Sound is a tough one for me because on one hand, the VO work is horrific, and the soundtrack is synthesized. But then again, the VO work is horrific, and the soundtrack is synthesized!! Watch any sci-fi cult classic you remember, and the acting is horrific, and the soundtrack is synthesized. The music, the dialog, the VO, the delivery is so 80’s and I am here for it. If intentional, then golf clap. If not intentional, my mind can’t even wrap around that possibility.

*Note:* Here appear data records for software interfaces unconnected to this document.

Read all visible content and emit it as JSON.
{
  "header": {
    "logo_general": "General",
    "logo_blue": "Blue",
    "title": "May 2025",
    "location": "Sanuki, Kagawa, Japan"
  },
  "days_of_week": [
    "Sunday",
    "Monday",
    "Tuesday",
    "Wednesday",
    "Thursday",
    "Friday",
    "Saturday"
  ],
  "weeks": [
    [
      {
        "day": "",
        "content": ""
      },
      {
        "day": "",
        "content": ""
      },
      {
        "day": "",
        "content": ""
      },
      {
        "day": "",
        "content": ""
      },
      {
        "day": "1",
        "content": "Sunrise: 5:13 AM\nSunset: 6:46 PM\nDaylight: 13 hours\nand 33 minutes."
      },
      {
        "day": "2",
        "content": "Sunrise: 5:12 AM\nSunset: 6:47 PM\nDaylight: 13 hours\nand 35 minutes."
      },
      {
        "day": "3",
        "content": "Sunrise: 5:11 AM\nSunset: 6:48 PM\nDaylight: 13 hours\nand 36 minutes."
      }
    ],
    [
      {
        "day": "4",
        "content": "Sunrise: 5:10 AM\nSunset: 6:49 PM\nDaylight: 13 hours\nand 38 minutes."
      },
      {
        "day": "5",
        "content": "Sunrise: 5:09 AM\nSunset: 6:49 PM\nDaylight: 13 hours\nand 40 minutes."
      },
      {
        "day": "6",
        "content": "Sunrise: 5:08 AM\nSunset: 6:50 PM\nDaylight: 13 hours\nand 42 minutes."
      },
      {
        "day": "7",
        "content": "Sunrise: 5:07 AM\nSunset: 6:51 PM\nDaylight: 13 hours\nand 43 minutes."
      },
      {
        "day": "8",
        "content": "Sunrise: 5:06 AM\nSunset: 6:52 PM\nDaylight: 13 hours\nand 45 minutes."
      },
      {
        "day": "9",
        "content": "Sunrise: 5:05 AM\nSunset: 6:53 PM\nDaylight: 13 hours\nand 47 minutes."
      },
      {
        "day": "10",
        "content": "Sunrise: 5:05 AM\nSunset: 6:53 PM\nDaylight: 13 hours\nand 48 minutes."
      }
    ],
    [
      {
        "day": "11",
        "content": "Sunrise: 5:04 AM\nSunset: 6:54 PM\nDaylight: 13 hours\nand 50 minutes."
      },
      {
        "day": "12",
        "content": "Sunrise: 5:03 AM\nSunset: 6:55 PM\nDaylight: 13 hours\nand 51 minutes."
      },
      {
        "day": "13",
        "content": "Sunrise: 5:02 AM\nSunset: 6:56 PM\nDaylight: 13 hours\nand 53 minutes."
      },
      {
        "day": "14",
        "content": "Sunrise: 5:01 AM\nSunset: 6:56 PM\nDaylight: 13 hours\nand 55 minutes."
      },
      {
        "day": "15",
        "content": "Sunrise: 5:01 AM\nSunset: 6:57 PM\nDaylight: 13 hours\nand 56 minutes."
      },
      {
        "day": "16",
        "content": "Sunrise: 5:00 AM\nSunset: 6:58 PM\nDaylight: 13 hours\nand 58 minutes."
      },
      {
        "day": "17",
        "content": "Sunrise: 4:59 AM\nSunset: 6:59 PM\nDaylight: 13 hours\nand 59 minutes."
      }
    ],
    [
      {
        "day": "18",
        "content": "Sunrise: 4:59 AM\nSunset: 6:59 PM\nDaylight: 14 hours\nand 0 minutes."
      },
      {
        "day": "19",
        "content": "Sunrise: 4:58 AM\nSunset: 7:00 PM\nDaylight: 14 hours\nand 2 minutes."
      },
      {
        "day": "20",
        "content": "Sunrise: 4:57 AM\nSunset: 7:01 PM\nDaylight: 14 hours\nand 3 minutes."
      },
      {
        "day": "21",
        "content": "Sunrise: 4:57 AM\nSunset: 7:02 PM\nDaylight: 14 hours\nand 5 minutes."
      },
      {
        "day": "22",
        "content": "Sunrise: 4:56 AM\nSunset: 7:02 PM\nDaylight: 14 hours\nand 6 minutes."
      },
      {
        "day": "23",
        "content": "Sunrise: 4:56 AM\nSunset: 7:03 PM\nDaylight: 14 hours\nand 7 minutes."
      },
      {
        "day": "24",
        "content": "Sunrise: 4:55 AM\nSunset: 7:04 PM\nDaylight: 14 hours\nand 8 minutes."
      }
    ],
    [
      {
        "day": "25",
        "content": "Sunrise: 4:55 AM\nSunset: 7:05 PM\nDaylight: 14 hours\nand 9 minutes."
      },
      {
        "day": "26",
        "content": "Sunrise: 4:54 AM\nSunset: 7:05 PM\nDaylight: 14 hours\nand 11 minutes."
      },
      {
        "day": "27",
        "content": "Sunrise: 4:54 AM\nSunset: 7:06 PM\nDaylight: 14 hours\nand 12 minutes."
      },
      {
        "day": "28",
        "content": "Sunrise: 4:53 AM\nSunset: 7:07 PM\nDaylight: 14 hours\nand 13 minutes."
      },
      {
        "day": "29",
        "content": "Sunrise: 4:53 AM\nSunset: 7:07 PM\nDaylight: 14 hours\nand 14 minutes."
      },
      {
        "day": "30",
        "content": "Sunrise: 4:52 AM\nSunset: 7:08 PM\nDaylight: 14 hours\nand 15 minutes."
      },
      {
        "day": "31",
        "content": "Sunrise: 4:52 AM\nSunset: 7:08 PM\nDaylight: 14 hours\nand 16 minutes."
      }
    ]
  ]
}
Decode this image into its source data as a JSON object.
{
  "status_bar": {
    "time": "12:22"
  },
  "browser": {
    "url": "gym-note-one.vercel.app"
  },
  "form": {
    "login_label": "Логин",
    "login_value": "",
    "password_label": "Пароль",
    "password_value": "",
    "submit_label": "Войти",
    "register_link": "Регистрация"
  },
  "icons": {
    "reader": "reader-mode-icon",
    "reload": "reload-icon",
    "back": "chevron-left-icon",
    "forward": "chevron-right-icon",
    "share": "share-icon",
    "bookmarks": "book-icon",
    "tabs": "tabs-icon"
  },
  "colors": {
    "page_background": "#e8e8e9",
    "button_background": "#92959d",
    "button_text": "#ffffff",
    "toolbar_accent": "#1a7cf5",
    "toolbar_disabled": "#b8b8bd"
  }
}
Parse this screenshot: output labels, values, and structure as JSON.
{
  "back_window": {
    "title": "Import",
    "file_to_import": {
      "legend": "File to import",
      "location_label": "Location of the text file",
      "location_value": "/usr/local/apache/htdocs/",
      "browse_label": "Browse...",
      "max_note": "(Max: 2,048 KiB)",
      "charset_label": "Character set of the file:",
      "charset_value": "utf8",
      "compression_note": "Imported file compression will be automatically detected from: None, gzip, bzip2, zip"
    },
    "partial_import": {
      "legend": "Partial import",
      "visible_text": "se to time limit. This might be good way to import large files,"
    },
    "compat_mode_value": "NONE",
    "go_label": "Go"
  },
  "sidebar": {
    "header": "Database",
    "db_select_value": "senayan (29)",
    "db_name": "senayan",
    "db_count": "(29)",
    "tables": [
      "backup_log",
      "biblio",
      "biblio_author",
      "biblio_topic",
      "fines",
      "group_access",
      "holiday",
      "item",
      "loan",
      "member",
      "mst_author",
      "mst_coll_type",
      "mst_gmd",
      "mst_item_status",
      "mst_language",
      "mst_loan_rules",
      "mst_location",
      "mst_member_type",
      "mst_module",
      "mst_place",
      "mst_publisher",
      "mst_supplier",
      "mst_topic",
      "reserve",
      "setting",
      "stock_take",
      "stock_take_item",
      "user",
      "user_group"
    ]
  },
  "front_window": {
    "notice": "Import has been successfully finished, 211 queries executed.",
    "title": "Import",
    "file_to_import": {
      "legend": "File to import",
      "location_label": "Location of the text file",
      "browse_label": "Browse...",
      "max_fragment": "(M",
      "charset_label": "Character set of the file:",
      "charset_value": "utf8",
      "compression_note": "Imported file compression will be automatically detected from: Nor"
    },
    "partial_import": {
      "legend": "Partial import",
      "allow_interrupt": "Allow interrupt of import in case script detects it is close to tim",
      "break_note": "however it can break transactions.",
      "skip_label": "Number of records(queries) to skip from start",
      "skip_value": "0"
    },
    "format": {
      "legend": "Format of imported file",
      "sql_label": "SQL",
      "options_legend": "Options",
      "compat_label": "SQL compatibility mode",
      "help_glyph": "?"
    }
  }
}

Dated FPS mechanics, classic level and map design, horrific voice acting, synthesized music, visually good but poorly animated slow-motion cinematics; Quantum Error is either one of the worst games to drop in 2023, or it is one of the best games from 1999 receiving one of the best remasters to drop in 2023. Which is why it is all about perspective. TeamKill Media did a great job marketing Quantum Error the best they could, but it should never have been floated around as any sort of system seller or to pine for recognition from PlayStation. The bar got set too high but even I must admit that, after readjusting and seeing Quantum Error as an homage to both games and stories of a time past, this game hit a needed note with me.
Quantum Error still has the chance to become something, if the developers can take a step back and learn and grow. There is love and there is passion, you can feel it, it just outweighs the skill. So, I ask, what are you? Are you a generic asset flip or are you one of the better remasters, an homage if you will, of a never released game from the early 2000s I never had a chance to love?
Good character design, but sluggish and aged cinematic animations. Heavy use of UE5 assets cut and pasted ad nauseum.
Over complicating a little of too many genre types leads to never fully becoming great in anything. Less is sometimes more.
VO work is horrific, and the soundtrack is synthesized, which is both boon and bane.
It has its flaws, but it hits the right spot for a face-lifted stroll down classic gaming.
Final Verdict: 6.5
Quantum Error is available now on PS5.
Reviewed on PS5.
A copy of Quantum Error was provided by the publisher.